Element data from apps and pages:
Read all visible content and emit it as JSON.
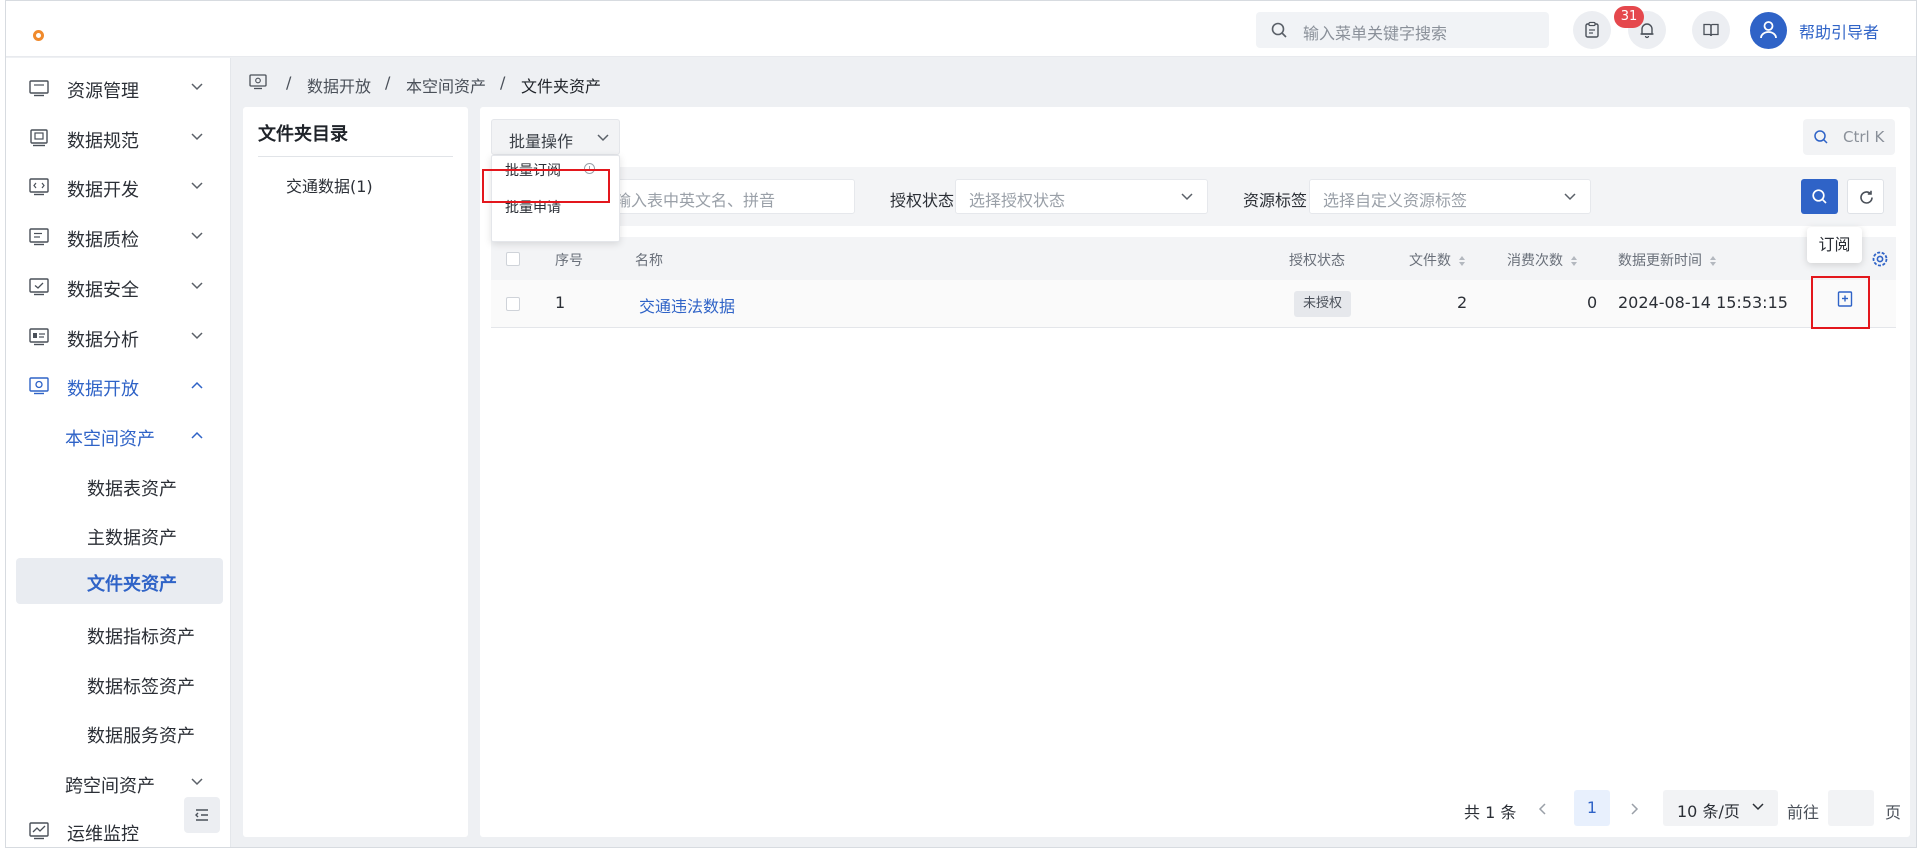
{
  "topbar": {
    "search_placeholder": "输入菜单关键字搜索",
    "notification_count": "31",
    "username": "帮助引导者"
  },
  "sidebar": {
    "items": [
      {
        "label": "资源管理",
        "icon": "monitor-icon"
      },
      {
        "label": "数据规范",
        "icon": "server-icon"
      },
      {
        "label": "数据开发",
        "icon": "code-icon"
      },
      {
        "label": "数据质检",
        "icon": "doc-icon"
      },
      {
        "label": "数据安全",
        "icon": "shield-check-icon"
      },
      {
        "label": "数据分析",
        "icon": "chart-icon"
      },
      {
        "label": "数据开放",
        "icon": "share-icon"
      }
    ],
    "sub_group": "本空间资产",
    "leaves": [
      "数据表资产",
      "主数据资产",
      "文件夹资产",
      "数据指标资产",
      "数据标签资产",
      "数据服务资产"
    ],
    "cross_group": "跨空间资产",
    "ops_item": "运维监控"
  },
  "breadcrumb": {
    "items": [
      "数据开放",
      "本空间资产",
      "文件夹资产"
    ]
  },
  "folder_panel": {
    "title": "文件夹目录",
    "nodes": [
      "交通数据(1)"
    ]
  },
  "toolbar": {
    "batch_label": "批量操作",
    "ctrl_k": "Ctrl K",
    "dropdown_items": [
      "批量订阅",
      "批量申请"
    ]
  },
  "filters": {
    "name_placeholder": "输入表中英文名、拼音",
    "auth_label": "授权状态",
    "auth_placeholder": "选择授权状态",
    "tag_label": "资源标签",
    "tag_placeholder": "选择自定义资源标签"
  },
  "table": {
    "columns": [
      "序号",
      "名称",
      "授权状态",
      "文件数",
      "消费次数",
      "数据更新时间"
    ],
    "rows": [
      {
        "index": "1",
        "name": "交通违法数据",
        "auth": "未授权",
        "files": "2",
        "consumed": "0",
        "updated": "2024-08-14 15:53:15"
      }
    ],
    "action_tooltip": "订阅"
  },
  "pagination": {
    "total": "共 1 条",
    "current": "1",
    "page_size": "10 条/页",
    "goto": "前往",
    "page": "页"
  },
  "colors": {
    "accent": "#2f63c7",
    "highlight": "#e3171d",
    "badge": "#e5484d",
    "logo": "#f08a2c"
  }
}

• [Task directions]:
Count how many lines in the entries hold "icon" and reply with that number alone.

• [Solution to the problem]:
7